#### [Exercise requirements]
All lines with the word "ucode" in the material below are required.

━━━ Data shown ━━━

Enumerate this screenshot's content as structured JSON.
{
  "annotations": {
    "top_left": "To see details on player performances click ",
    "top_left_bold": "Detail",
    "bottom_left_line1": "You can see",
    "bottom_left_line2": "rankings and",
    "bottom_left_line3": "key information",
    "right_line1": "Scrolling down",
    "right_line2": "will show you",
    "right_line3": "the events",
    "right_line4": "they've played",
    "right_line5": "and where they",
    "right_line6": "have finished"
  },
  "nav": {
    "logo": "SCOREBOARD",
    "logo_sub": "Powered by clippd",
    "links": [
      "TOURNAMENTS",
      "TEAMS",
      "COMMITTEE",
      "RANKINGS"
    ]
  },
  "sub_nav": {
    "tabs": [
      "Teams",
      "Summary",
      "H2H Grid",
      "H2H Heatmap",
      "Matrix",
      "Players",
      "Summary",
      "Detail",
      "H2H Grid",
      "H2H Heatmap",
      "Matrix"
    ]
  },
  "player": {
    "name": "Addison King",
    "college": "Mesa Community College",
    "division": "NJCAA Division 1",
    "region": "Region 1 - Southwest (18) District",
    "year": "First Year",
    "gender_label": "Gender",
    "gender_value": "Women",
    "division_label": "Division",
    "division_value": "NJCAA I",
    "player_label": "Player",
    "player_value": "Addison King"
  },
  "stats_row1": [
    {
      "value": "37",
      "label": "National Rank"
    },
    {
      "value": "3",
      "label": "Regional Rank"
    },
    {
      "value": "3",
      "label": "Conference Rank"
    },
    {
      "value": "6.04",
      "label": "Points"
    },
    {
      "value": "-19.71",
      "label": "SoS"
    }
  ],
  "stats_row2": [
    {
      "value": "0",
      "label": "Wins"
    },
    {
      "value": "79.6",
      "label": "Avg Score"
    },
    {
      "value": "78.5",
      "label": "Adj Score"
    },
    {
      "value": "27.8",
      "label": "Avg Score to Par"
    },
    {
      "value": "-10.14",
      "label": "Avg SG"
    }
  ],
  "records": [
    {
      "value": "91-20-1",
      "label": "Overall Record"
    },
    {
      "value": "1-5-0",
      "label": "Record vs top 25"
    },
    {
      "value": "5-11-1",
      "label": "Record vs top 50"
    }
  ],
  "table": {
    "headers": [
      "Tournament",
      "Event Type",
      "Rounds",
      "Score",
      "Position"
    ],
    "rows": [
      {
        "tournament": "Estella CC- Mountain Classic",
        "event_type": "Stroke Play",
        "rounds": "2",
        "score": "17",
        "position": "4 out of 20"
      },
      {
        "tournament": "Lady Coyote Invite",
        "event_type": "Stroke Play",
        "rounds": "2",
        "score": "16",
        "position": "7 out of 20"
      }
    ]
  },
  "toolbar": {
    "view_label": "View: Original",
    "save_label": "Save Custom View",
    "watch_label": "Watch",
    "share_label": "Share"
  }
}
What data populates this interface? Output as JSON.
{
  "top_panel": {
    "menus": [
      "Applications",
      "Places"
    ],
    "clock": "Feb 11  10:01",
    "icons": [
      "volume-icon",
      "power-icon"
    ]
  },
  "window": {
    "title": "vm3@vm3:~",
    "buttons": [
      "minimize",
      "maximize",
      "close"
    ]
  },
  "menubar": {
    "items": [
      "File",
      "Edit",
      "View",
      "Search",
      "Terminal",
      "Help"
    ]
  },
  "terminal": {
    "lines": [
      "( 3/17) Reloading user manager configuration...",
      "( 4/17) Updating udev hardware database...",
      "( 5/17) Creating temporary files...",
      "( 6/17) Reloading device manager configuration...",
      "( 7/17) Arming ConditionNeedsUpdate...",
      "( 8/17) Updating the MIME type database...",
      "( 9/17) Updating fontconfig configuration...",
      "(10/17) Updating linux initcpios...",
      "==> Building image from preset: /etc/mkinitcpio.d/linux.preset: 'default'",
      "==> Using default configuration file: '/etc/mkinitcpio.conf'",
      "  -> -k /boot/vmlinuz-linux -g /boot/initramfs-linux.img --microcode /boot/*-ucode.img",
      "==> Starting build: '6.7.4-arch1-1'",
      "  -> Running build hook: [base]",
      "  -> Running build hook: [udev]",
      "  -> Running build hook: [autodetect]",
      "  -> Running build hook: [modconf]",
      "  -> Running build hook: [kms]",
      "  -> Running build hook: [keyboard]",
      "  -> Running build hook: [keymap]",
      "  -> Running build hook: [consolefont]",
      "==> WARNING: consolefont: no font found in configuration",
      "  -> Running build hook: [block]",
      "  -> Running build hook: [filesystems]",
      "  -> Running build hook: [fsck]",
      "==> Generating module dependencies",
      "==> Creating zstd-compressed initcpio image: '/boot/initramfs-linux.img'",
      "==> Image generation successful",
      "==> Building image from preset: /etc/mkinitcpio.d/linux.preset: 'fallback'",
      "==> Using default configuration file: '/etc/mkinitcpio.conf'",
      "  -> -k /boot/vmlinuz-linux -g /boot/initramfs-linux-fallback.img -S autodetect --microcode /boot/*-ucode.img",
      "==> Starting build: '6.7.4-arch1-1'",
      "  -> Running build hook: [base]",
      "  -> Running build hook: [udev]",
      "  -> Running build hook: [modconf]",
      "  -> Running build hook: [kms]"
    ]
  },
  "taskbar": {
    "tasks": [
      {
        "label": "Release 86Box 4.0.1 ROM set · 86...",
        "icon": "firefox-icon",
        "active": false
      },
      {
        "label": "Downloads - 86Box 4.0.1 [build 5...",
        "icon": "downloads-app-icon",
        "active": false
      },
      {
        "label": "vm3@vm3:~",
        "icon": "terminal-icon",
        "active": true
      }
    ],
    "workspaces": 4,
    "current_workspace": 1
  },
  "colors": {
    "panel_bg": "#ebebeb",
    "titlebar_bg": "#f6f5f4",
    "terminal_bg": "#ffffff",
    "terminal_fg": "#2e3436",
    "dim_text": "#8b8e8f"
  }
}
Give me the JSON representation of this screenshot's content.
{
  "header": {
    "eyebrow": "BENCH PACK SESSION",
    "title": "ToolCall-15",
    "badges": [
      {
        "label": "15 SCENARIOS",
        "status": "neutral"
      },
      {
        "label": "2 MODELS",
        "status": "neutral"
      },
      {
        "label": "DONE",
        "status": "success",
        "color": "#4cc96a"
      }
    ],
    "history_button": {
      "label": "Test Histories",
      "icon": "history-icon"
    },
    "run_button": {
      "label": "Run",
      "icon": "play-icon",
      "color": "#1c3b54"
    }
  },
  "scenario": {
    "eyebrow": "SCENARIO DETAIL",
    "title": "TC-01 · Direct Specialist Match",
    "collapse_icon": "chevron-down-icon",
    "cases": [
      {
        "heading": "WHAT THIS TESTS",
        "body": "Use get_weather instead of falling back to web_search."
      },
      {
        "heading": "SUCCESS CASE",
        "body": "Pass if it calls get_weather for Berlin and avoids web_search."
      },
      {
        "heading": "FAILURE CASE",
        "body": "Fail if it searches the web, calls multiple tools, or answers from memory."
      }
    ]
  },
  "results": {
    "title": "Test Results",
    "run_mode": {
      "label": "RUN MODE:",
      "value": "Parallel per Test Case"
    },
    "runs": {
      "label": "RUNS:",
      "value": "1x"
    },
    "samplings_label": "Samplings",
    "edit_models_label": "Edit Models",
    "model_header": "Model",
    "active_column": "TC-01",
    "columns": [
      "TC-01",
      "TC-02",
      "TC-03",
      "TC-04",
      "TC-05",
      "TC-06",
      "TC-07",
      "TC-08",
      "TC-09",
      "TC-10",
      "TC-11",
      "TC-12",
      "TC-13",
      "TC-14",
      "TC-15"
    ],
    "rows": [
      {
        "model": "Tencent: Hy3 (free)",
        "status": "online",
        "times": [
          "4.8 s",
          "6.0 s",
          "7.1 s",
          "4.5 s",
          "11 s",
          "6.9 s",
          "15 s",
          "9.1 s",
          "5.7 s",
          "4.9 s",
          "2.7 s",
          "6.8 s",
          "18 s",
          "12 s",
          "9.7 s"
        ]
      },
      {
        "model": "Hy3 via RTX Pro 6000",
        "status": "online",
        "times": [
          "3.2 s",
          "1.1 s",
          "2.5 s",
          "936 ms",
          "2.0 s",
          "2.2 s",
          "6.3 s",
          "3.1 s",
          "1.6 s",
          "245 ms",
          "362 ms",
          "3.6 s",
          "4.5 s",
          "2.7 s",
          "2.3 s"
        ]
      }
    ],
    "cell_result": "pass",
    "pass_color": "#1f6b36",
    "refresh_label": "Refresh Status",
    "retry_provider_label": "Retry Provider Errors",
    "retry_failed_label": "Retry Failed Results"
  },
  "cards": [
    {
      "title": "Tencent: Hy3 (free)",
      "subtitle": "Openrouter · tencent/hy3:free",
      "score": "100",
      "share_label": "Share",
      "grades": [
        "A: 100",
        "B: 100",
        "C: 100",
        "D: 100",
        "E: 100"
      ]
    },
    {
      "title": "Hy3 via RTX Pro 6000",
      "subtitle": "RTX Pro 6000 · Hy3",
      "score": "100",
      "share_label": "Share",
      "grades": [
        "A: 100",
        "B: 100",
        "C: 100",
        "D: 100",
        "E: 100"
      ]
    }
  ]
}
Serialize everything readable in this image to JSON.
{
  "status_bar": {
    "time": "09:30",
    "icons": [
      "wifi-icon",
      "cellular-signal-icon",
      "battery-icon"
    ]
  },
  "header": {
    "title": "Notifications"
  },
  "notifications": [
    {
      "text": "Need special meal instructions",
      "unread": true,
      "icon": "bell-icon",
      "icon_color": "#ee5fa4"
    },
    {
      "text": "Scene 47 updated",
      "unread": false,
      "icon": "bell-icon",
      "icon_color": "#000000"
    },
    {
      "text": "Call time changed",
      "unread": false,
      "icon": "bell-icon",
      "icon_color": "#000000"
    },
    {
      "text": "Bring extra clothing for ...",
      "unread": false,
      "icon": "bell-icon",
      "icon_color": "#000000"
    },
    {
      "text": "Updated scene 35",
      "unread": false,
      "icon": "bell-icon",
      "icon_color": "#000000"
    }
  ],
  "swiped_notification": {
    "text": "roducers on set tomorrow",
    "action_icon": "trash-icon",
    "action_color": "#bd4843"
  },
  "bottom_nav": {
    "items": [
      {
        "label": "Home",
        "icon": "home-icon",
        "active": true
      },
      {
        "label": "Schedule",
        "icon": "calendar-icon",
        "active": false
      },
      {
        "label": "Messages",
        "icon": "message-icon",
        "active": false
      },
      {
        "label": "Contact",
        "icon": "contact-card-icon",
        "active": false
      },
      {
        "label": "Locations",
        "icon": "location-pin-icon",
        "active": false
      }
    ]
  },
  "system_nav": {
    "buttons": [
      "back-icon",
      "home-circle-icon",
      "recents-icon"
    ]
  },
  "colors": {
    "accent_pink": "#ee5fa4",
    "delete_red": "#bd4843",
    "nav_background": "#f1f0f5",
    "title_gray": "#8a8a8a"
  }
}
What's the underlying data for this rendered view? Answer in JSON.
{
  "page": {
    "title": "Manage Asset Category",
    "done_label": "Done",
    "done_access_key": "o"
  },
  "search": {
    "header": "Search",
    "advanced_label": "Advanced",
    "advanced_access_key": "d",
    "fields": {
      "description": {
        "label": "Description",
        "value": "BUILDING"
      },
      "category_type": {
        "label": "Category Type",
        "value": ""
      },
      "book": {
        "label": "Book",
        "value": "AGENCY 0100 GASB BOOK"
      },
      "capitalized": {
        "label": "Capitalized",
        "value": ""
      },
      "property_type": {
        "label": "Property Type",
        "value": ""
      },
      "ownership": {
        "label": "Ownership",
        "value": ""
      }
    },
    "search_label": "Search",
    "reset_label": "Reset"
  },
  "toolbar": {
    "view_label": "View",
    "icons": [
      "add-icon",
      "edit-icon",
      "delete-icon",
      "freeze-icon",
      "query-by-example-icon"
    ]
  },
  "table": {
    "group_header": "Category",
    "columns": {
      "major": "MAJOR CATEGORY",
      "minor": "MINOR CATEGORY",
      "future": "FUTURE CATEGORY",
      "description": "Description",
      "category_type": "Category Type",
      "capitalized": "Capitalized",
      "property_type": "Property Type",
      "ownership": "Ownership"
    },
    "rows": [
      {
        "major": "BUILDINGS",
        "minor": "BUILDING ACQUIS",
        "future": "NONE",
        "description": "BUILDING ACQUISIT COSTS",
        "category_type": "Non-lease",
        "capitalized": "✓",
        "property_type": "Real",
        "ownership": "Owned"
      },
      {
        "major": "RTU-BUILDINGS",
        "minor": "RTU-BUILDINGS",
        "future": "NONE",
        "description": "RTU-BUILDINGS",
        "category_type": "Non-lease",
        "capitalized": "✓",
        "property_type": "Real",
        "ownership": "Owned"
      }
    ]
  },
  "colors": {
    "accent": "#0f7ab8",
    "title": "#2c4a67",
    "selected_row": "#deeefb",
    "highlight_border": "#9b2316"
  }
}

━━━

#### [Exercise output]
      "  -> -k /boot/vmlinuz-linux -g /boot/initramfs-linux.img --microcode /boot/*-ucode.img",
      "  -> -k /boot/vmlinuz-linux -g /boot/initramfs-linux-fallback.img -S autodetect --microcode /boot/*-ucode.img",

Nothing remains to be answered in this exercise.